José Buzo CáceresPortrait of a Gentleman depicts a man wearing glasses with tinted side visors which were popular during the 1830s.

Portrait of a Gentleman

Portrait of a Gentleman 1839

José Buzo Cáceres (active 1830–1870)

College of Optometrists

Neil Handley comments on the obscuration of the gentleman's eyes, suggesting the prominence of the glasses could be to conceal something that might offend a viewer, such as the hallmarks of a disease or blindness.

As he says: 'Throughout history the sightless eye has often been covered by a patch or an occluded lens, to guard against our sensitivities and deflect prejudice, revulsion and social rejection.' But the unique style of these specs also suggests something of a fashion and status symbol.

Many of the connotations, both negative and positive, that glasses have acquired in their 700-year history persist today. Portrait of an Intellectual by John Howard Jephcott (1910–1984) presents a take on the enduring association of spectacles and intellect that seems to hark back to the idea Eckermann related to Goethe: the delusion that the 'artificial eminence' which glasses afforded their wearers was authentic.

Portrait of an Intellectual

Portrait of an Intellectual 1959

John Howard Jephcott (1910–1984)

Herbert Art Gallery & Museum

As in the Cáceres portrait, the figure's eyes are barely visible and even appear to be closed. The glasses seem to fade into the face as if part of his very skin – not a tool or accessory but part of his identity as a so-called intellectual.

The eyes are also barely visible in amateur artist and former miner Charles William Brown's 1958 self-portrait Me, 76. The glasses appear smeared and scratched, affected by the passage of time like the portrait's subject, and looking as though they would, in defiance of their purpose, obscure his vision rather than aid it.

Me, 76

Me, 76 1958

Charles William Brown (1882–1961)

The Potteries Museum & Art Gallery

In Dragon and Figure, by an unknown artist, the crude lines that make up the spectacles are what help distinguish the figure in the centre of the work as specifically human.
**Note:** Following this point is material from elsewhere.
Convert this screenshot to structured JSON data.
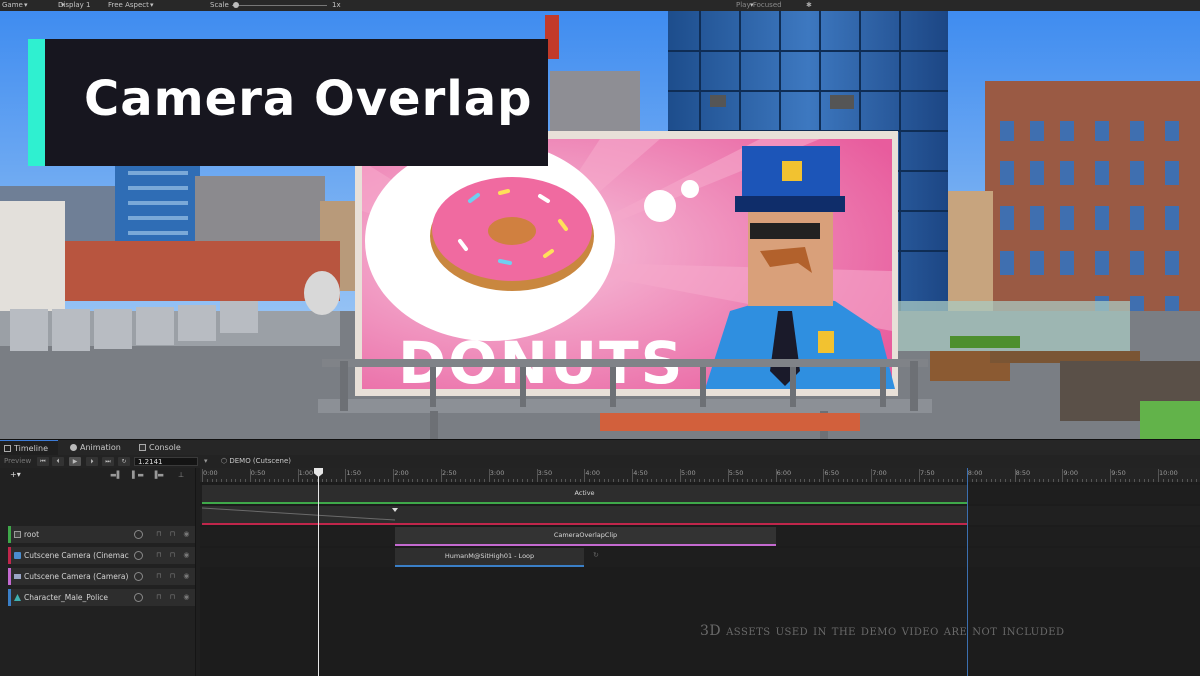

Here, the glasses are not an indicator of class, age, or profession, but personhood and the ingenuity of an invention that embodies dissatisfaction (or conceitedness if you're Eckermann) with the limits of our bodies.
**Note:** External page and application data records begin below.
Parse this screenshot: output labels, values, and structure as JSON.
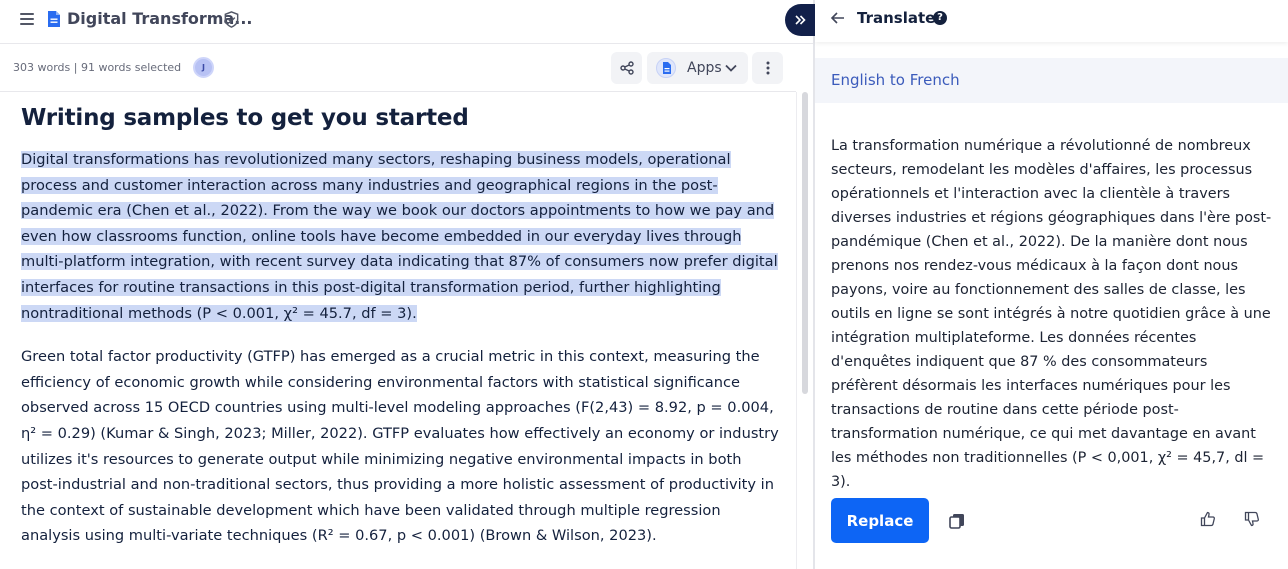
{
  "app": {
    "doc_title": "Digital Transforma...",
    "word_count": "303 words | 91 words selected",
    "avatar_initial": "J",
    "apps_label": "Apps"
  },
  "document": {
    "heading": "Writing samples to get you started",
    "para1_selected": "Digital transformations has revolutionized many sectors, reshaping business models, operational process and customer interaction across many industries and geographical regions in the post-pandemic era (Chen et al., 2022). From the way we book our doctors appointments to how we pay and even how classrooms function, online tools have become embedded in our everyday lives through multi-platform integration, with recent survey data indicating that 87% of consumers now prefer digital interfaces for routine transactions in this post-digital transformation period, further highlighting nontraditional methods (P < 0.001, χ² = 45.7, df = 3).",
    "para2": "Green total factor productivity (GTFP) has emerged as a crucial metric in this context, measuring the efficiency of economic growth while considering environmental factors with statistical significance observed across 15 OECD countries using multi-level modeling approaches (F(2,43) = 8.92, p = 0.004, η² = 0.29) (Kumar & Singh, 2023; Miller, 2022). GTFP evaluates how effectively an economy or industry utilizes it's resources to generate output while minimizing negative environmental impacts in both post-industrial and non-traditional sectors, thus providing a more holistic assessment of productivity in the context of sustainable development which have been validated through multiple regression analysis using multi-variate techniques (R² = 0.67, p < 0.001) (Brown & Wilson, 2023)."
  },
  "panel": {
    "title": "Translate",
    "help": "?",
    "language_pair": "English to French",
    "translation": "La transformation numérique a révolutionné de nombreux secteurs, remodelant les modèles d'affaires, les processus opérationnels et l'interaction avec la clientèle à travers diverses industries et régions géographiques dans l'ère post-pandémique (Chen et al., 2022). De la manière dont nous prenons nos rendez-vous médicaux à la façon dont nous payons, voire au fonctionnement des salles de classe, les outils en ligne se sont intégrés à notre quotidien grâce à une intégration multiplateforme. Les données récentes d'enquêtes indiquent que 87 % des consommateurs préfèrent désormais les interfaces numériques pour les transactions de routine dans cette période post-transformation numérique, ce qui met davantage en avant les méthodes non traditionnelles (P < 0,001, χ² = 45,7, dl = 3).",
    "replace_label": "Replace"
  },
  "colors": {
    "accent": "#0d65f5",
    "selection": "#ccd8f5",
    "heading": "#14213d",
    "lang_bar": "#f3f5fa"
  },
  "icons": [
    "menu-icon",
    "document-icon",
    "shield-icon",
    "share-icon",
    "apps-logo-icon",
    "chevron-down-icon",
    "more-vertical-icon",
    "collapse-panel-icon",
    "back-arrow-icon",
    "help-icon",
    "copy-icon",
    "thumbs-up-icon",
    "thumbs-down-icon"
  ]
}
Dragon and Figure

Dragon and Figure 1989

unknown artist

RNIB College Loughborough

Due to twenty-first-century technological advancements, such as laser eye surgery, for many people, glasses are viewed as fashion accessories as much as they are medical aids. From a contemporary perspective, representations of glasses in fine art remind us of their perceived prestige in history, as well as our culture's ongoing spectacle stigma.

Aida Amoako, freelance writer